[REQUIRED WORK] Beneath this task is a listing. Count its lines that contain "classList" and answer with the number only.

[MATERIAL SHOWN]
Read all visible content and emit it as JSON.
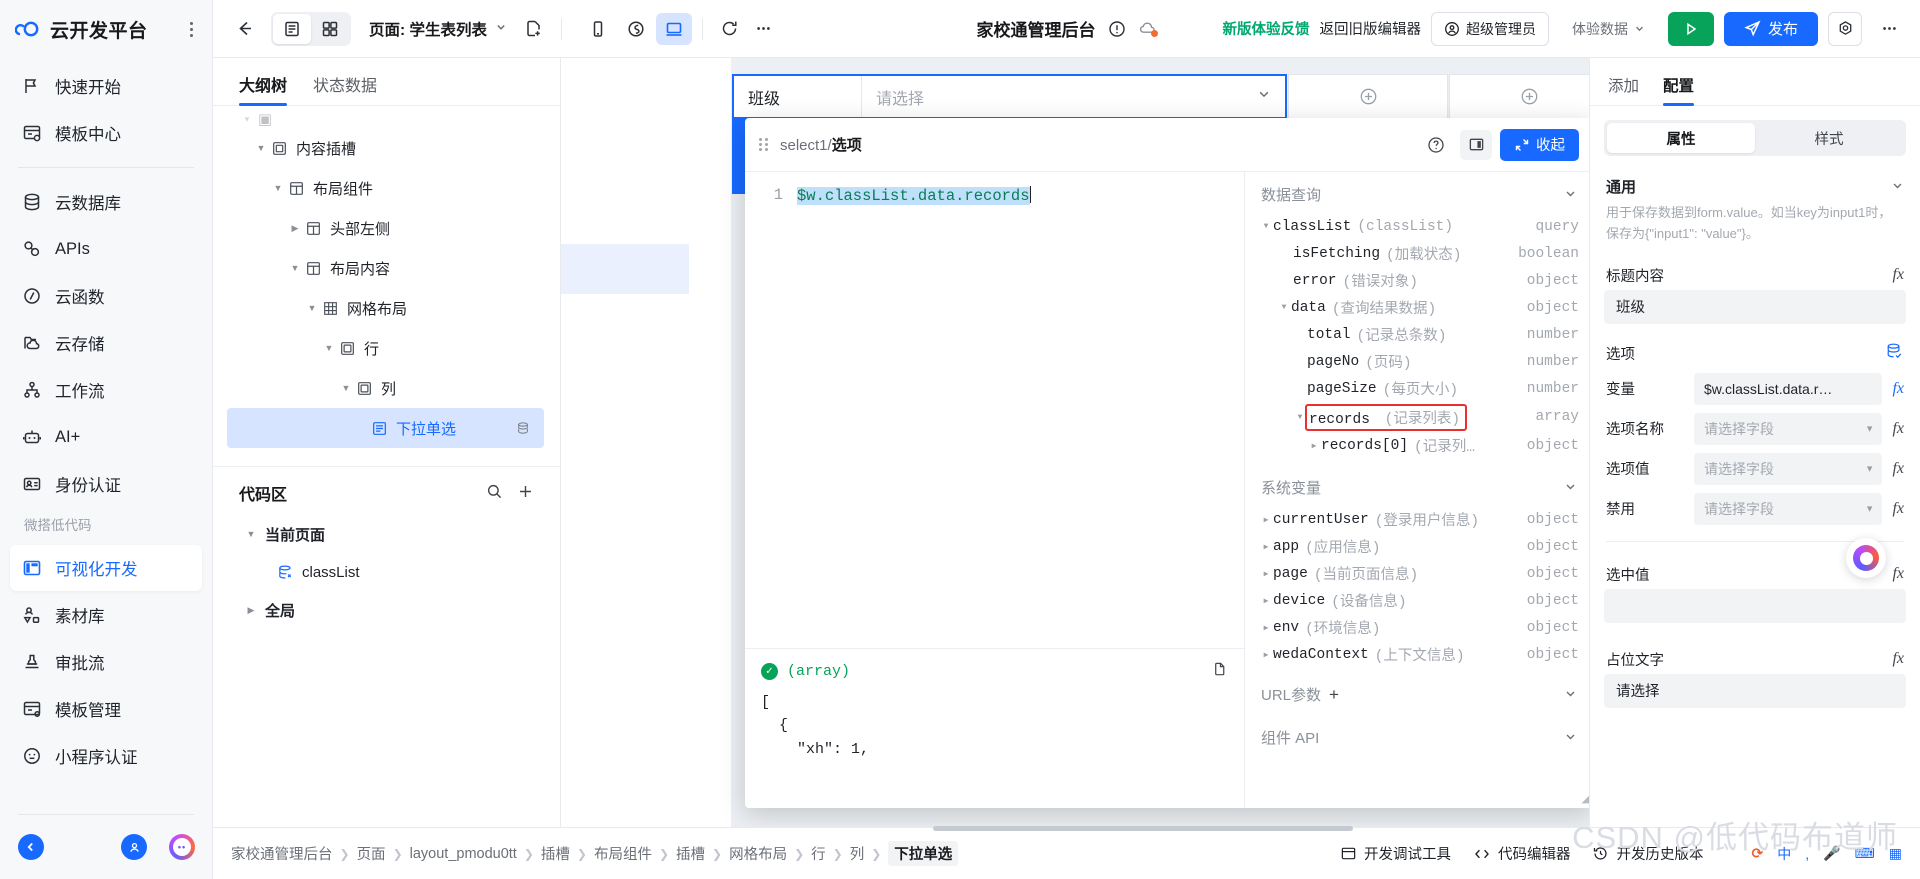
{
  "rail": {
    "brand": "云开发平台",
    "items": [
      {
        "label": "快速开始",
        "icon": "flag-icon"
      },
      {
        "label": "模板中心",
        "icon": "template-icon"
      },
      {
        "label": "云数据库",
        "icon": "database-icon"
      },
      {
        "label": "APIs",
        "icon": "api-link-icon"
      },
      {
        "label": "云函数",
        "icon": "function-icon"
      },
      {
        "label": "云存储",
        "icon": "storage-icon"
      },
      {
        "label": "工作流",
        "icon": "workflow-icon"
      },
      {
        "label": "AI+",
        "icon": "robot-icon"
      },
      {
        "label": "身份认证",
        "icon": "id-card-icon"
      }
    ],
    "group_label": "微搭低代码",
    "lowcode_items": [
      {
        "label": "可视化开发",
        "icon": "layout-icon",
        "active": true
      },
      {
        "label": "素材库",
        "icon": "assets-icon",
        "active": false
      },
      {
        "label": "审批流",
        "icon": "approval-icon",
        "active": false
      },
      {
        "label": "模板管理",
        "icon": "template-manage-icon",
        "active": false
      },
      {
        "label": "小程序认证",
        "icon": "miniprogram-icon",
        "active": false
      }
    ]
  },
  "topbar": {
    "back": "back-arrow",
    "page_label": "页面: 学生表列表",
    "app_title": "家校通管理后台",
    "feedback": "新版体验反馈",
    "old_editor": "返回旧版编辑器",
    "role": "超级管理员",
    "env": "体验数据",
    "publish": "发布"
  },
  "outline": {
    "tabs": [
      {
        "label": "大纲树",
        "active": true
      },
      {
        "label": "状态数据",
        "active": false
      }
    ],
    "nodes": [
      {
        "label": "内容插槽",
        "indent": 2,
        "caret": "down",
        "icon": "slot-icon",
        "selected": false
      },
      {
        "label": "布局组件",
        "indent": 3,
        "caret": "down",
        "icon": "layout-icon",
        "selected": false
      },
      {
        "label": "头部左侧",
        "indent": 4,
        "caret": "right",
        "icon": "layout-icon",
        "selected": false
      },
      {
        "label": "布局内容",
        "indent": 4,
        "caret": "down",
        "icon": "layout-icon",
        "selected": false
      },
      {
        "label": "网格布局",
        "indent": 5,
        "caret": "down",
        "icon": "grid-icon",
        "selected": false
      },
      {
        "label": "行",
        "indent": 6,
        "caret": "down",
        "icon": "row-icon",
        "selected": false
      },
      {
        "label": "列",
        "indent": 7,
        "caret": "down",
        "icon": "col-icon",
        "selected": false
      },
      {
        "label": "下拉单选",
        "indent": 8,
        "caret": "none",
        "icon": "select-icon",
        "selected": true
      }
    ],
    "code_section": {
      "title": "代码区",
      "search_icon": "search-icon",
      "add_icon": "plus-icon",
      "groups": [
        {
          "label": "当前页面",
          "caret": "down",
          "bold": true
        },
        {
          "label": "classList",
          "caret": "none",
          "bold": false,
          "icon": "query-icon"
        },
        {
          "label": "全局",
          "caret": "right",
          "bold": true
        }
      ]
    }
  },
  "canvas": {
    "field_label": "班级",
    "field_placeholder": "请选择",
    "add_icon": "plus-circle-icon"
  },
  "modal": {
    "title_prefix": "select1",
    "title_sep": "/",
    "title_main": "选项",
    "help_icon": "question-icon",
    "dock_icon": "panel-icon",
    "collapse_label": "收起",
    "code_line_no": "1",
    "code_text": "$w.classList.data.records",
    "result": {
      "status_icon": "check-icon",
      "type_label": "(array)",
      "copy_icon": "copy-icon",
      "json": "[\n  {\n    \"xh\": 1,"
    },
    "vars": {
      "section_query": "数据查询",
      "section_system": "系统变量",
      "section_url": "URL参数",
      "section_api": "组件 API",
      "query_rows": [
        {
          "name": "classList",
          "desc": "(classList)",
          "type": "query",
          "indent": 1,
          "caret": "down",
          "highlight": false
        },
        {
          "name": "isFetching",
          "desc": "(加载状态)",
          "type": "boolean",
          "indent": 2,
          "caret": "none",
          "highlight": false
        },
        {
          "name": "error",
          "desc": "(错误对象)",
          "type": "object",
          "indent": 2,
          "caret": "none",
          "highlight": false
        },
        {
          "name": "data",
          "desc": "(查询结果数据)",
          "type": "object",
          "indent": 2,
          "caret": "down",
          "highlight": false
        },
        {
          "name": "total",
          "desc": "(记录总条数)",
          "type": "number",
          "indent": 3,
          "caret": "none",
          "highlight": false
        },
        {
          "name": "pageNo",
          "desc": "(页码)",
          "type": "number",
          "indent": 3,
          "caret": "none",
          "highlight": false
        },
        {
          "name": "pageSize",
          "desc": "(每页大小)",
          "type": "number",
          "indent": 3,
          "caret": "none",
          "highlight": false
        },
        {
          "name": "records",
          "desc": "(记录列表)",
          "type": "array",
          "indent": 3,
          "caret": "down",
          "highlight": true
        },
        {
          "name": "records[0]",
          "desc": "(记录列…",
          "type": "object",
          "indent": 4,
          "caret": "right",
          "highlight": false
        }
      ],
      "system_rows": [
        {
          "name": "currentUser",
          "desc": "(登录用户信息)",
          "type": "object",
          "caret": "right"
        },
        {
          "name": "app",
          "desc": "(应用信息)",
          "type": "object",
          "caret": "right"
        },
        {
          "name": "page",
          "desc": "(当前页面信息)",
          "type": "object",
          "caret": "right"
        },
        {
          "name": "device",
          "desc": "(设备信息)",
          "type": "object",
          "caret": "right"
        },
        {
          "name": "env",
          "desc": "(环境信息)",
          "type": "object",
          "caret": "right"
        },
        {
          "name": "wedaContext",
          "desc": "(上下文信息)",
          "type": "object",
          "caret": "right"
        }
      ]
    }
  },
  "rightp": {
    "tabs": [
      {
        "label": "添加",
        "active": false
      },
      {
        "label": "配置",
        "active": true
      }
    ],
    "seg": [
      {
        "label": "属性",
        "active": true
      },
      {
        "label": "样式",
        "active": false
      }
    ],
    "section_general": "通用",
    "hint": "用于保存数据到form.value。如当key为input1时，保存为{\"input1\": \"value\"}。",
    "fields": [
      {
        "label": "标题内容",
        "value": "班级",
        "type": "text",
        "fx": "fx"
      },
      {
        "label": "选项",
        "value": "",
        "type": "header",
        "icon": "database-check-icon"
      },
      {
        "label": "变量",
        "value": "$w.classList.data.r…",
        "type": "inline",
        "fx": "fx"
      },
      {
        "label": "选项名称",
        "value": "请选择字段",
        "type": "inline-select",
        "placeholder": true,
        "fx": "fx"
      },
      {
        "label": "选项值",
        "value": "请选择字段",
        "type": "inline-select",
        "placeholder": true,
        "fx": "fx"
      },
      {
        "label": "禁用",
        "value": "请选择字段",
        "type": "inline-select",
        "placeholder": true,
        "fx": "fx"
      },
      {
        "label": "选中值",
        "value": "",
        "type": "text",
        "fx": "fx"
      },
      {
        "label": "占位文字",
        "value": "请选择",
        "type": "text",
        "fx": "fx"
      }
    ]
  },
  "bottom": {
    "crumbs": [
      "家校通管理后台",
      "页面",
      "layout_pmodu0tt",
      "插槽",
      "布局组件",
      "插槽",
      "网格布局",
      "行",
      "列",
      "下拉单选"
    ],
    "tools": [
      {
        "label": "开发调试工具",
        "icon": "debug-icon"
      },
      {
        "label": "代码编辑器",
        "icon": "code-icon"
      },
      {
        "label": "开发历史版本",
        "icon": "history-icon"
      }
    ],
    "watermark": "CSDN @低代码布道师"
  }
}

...

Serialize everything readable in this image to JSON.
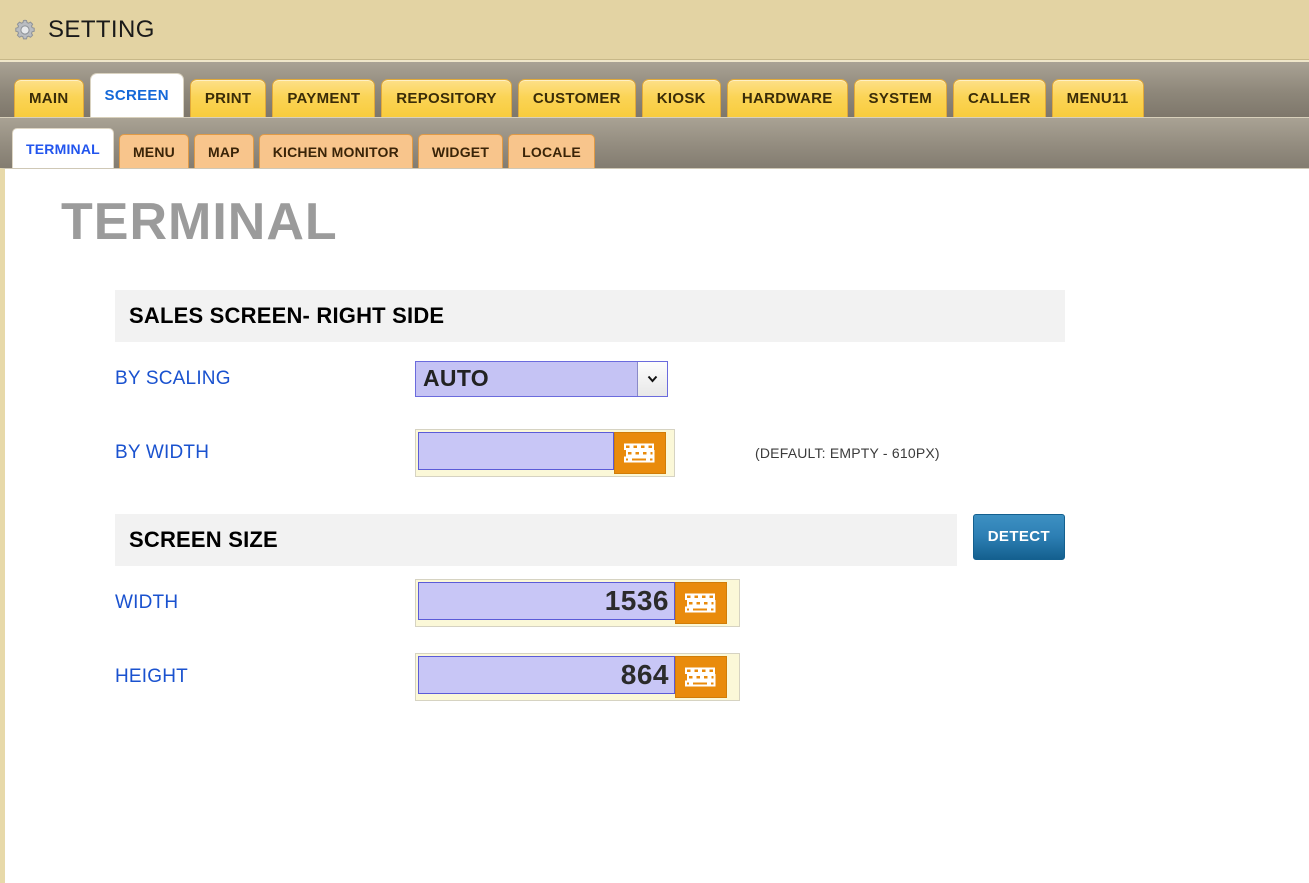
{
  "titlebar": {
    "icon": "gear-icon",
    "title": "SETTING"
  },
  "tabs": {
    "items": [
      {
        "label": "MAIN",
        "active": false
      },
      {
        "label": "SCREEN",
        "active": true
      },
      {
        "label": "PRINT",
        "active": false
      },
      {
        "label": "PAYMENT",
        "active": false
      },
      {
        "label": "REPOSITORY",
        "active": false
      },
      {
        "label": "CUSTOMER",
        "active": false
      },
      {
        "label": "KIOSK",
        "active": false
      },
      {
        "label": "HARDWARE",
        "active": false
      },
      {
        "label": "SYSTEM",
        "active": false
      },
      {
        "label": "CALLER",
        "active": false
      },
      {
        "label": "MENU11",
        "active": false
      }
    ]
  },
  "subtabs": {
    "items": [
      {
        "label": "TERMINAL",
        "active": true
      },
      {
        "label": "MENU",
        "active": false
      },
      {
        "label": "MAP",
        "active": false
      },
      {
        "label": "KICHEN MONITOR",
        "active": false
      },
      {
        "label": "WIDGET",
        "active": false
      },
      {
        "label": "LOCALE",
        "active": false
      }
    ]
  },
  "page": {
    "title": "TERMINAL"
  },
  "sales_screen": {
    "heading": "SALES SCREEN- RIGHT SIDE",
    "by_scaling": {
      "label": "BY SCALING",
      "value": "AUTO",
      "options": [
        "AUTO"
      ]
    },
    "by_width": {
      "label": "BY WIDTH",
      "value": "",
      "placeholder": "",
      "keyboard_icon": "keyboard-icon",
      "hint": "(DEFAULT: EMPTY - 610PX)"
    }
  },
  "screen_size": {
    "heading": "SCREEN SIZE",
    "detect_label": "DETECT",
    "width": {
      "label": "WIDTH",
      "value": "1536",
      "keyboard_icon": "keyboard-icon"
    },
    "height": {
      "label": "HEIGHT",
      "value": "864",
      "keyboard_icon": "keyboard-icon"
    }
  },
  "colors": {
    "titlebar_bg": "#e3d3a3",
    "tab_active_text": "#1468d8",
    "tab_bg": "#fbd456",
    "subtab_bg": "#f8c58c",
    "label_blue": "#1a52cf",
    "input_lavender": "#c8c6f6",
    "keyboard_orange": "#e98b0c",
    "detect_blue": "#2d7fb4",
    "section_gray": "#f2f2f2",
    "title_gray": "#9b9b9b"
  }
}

[ANSWER SECTION] 5